=== Begin Enclosure ===
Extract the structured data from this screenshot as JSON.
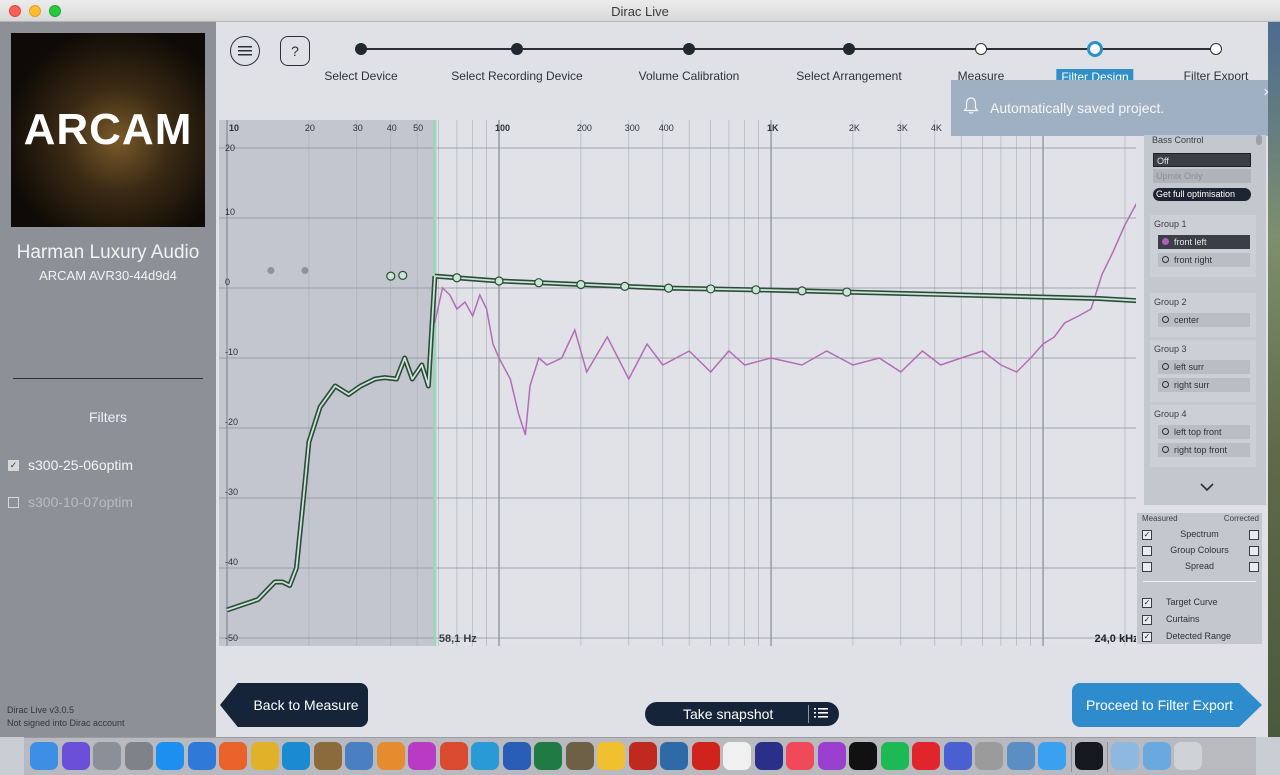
{
  "window": {
    "title": "Dirac Live"
  },
  "sidebar": {
    "logo_text": "ARCAM",
    "device_name": "Harman Luxury Audio",
    "device_model": "ARCAM AVR30-44d9d4",
    "filters_title": "Filters",
    "filters": [
      {
        "label": "s300-25-06optim",
        "checked": true
      },
      {
        "label": "s300-10-07optim",
        "checked": false
      }
    ],
    "version": "Dirac Live v3.0.5",
    "account_status": "Not signed into Dirac account"
  },
  "steps": [
    {
      "label": "Select Device",
      "state": "done"
    },
    {
      "label": "Select Recording Device",
      "state": "done"
    },
    {
      "label": "Volume Calibration",
      "state": "done"
    },
    {
      "label": "Select Arrangement",
      "state": "done"
    },
    {
      "label": "Measure",
      "state": "todo"
    },
    {
      "label": "Filter Design",
      "state": "active"
    },
    {
      "label": "Filter Export",
      "state": "todo"
    }
  ],
  "toast": {
    "message": "Automatically saved project.",
    "close": "×"
  },
  "chart_data": {
    "type": "line",
    "x_scale": "log",
    "x_tick_labels": [
      "10",
      "20",
      "30",
      "40",
      "50",
      "100",
      "200",
      "300",
      "400",
      "1K",
      "2K",
      "3K",
      "4K"
    ],
    "y_tick_labels": [
      "20",
      "10",
      "0",
      "-10",
      "-20",
      "-30",
      "-40",
      "-50"
    ],
    "ylim": [
      -50,
      20
    ],
    "xlim": [
      10,
      30000
    ],
    "range_low_label": "58,1 Hz",
    "range_high_label": "24,0 kHz",
    "range_low_hz": 58.1,
    "range_high_hz": 24000,
    "series": [
      {
        "role": "measured",
        "color": "#b56cb8",
        "x": [
          58,
          62,
          66,
          70,
          75,
          80,
          85,
          90,
          95,
          100,
          110,
          118,
          125,
          130,
          140,
          150,
          170,
          190,
          210,
          250,
          300,
          350,
          400,
          500,
          600,
          700,
          800,
          1000,
          1300,
          1600,
          2000,
          2500,
          3000,
          3600,
          4200,
          5000,
          6000,
          7000,
          8000,
          9000,
          10000,
          11000,
          12000,
          13500,
          15000,
          16500,
          18000,
          20000,
          22000,
          24000
        ],
        "y": [
          -5,
          0,
          -1,
          -3,
          -2,
          -4,
          -1,
          -3,
          -8,
          -10,
          -13,
          -18,
          -21,
          -14,
          -10,
          -11,
          -10,
          -6,
          -12,
          -7,
          -13,
          -8,
          -11,
          -9,
          -12,
          -9,
          -11,
          -10,
          -11,
          -9,
          -11,
          -10,
          -12,
          -9,
          -11,
          -10,
          -9,
          -11,
          -12,
          -10,
          -8,
          -7,
          -5,
          -4,
          -3,
          2,
          5,
          9,
          12,
          0
        ]
      },
      {
        "role": "target_curve",
        "color": "#3e5a4a",
        "x": [
          58.1,
          100,
          200,
          400,
          1000,
          2000,
          4000,
          8000,
          16000,
          22000,
          24000
        ],
        "y": [
          1.7,
          1.0,
          0.5,
          0,
          -0.3,
          -0.6,
          -0.9,
          -1.2,
          -1.5,
          -1.8,
          -2.1
        ]
      },
      {
        "role": "curtain_low",
        "color": "#3e5a4a",
        "x": [
          10,
          13,
          15,
          16,
          17,
          18,
          19,
          20,
          22,
          25,
          28,
          31,
          35,
          38,
          42,
          45,
          48,
          52,
          55,
          58.1
        ],
        "y": [
          -46,
          -44.5,
          -42,
          -42,
          -42.5,
          -40,
          -31,
          -22,
          -17,
          -14,
          -15.2,
          -14,
          -13,
          -12.8,
          -13,
          -10,
          -13,
          -11,
          -14,
          1.7
        ]
      }
    ],
    "target_points_hz": [
      40,
      70,
      100,
      140,
      200,
      290,
      420,
      600,
      880,
      1300,
      1900
    ],
    "low_points_hz": [
      15,
      20
    ]
  },
  "bass_control": {
    "title": "Bass Control",
    "options": [
      "Off",
      "Upmix Only",
      "Get full optimisation"
    ]
  },
  "groups": [
    {
      "title": "Group 1",
      "channels": [
        {
          "label": "front left",
          "selected": true
        },
        {
          "label": "front right",
          "selected": false
        }
      ]
    },
    {
      "title": "Group 2",
      "channels": [
        {
          "label": "center",
          "selected": false
        }
      ]
    },
    {
      "title": "Group 3",
      "channels": [
        {
          "label": "left surr",
          "selected": false
        },
        {
          "label": "right surr",
          "selected": false
        }
      ]
    },
    {
      "title": "Group 4",
      "channels": [
        {
          "label": "left top front",
          "selected": false
        },
        {
          "label": "right top front",
          "selected": false
        }
      ]
    }
  ],
  "view_options": {
    "measured_header": "Measured",
    "corrected_header": "Corrected",
    "rows": [
      {
        "label": "Spectrum",
        "measured": true,
        "corrected": false
      },
      {
        "label": "Group Colours",
        "measured": false,
        "corrected": false
      },
      {
        "label": "Spread",
        "measured": false,
        "corrected": false
      }
    ],
    "toggles": [
      {
        "label": "Target Curve",
        "checked": true
      },
      {
        "label": "Curtains",
        "checked": true
      },
      {
        "label": "Detected Range",
        "checked": true
      }
    ]
  },
  "buttons": {
    "back": "Back to Measure",
    "snapshot": "Take snapshot",
    "proceed": "Proceed to Filter Export"
  },
  "dock": [
    {
      "name": "finder",
      "color": "#3d8fe6"
    },
    {
      "name": "siri",
      "color": "#6b4fd8"
    },
    {
      "name": "launchpad",
      "color": "#8a8f98"
    },
    {
      "name": "system-preferences",
      "color": "#7f8288"
    },
    {
      "name": "app-store",
      "color": "#1c8ff0"
    },
    {
      "name": "mail",
      "color": "#2f79d8"
    },
    {
      "name": "firefox",
      "color": "#e8622a"
    },
    {
      "name": "chrome",
      "color": "#e2b12a"
    },
    {
      "name": "edge",
      "color": "#1a8ad3"
    },
    {
      "name": "notes-app",
      "color": "#8b6a3c"
    },
    {
      "name": "preview",
      "color": "#4a7fc1"
    },
    {
      "name": "photos",
      "color": "#e48c2e"
    },
    {
      "name": "affinity-photo",
      "color": "#b93bc4"
    },
    {
      "name": "affinity-publisher",
      "color": "#d94a2f"
    },
    {
      "name": "affinity-designer",
      "color": "#2a9ad6"
    },
    {
      "name": "word",
      "color": "#2a5db5"
    },
    {
      "name": "excel",
      "color": "#1f7a44"
    },
    {
      "name": "gimp",
      "color": "#6e6046"
    },
    {
      "name": "cyberduck",
      "color": "#f0c02e"
    },
    {
      "name": "filezilla",
      "color": "#c0291f"
    },
    {
      "name": "remote-app",
      "color": "#2e6aa8"
    },
    {
      "name": "acrobat",
      "color": "#d0231b"
    },
    {
      "name": "text-document",
      "color": "#f0f0f0"
    },
    {
      "name": "rew",
      "color": "#2a2f8a"
    },
    {
      "name": "music",
      "color": "#f04a5a"
    },
    {
      "name": "podcasts",
      "color": "#9a3fcf"
    },
    {
      "name": "apple-tv",
      "color": "#111111"
    },
    {
      "name": "spotify",
      "color": "#1db954"
    },
    {
      "name": "media-player",
      "color": "#e0262a"
    },
    {
      "name": "compressor",
      "color": "#4a5fd0"
    },
    {
      "name": "automator",
      "color": "#9b9b9b"
    },
    {
      "name": "lock-app",
      "color": "#5b8fc4"
    },
    {
      "name": "messages",
      "color": "#3aa0f0"
    },
    {
      "name": "dirac",
      "color": "#15191f"
    },
    {
      "name": "home-folder",
      "color": "#8fb8e0"
    },
    {
      "name": "downloads-folder",
      "color": "#6aa9e0"
    },
    {
      "name": "trash",
      "color": "#cfd2d6"
    }
  ]
}
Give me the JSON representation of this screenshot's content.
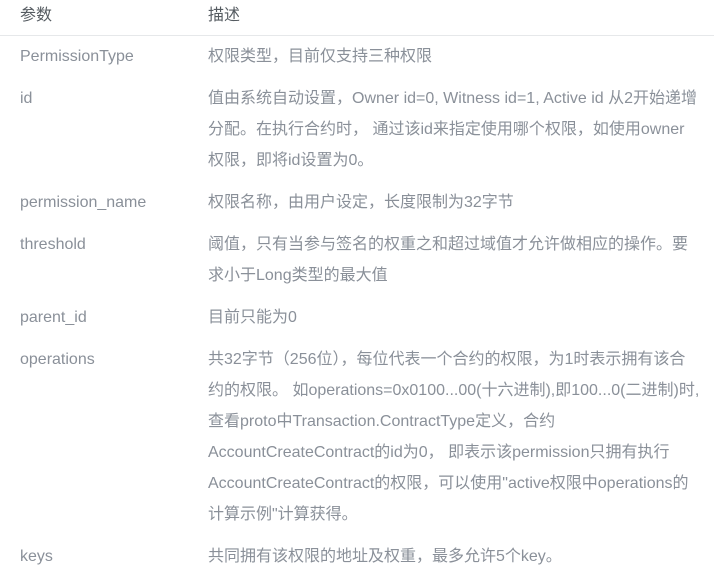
{
  "table": {
    "headers": {
      "param": "参数",
      "desc": "描述"
    },
    "rows": [
      {
        "param": "PermissionType",
        "desc": "权限类型，目前仅支持三种权限"
      },
      {
        "param": "id",
        "desc": "值由系统自动设置，Owner id=0, Witness id=1, Active id 从2开始递增分配。在执行合约时， 通过该id来指定使用哪个权限，如使用owner权限，即将id设置为0。"
      },
      {
        "param": "permission_name",
        "desc": "权限名称，由用户设定，长度限制为32字节"
      },
      {
        "param": "threshold",
        "desc": "阈值，只有当参与签名的权重之和超过域值才允许做相应的操作。要求小于Long类型的最大值"
      },
      {
        "param": "parent_id",
        "desc": "目前只能为0"
      },
      {
        "param": "operations",
        "desc": "共32字节（256位），每位代表一个合约的权限，为1时表示拥有该合约的权限。 如operations=0x0100...00(十六进制),即100...0(二进制)时,查看proto中Transaction.ContractType定义，合约AccountCreateContract的id为0， 即表示该permission只拥有执行AccountCreateContract的权限，可以使用\"active权限中operations的计算示例\"计算获得。"
      },
      {
        "param": "keys",
        "desc": "共同拥有该权限的地址及权重，最多允许5个key。"
      }
    ]
  },
  "colors": {
    "text": "#8a9099",
    "header_text": "#555b61",
    "rule": "#e6e8ea",
    "background": "#ffffff"
  }
}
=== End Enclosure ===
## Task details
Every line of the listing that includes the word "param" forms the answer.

## Task response
      "param": "参数",
        "param": "PermissionType",
        "param": "id",
        "param": "permission_name",
        "param": "threshold",
        "param": "parent_id",
        "param": "operations",
        "param": "keys",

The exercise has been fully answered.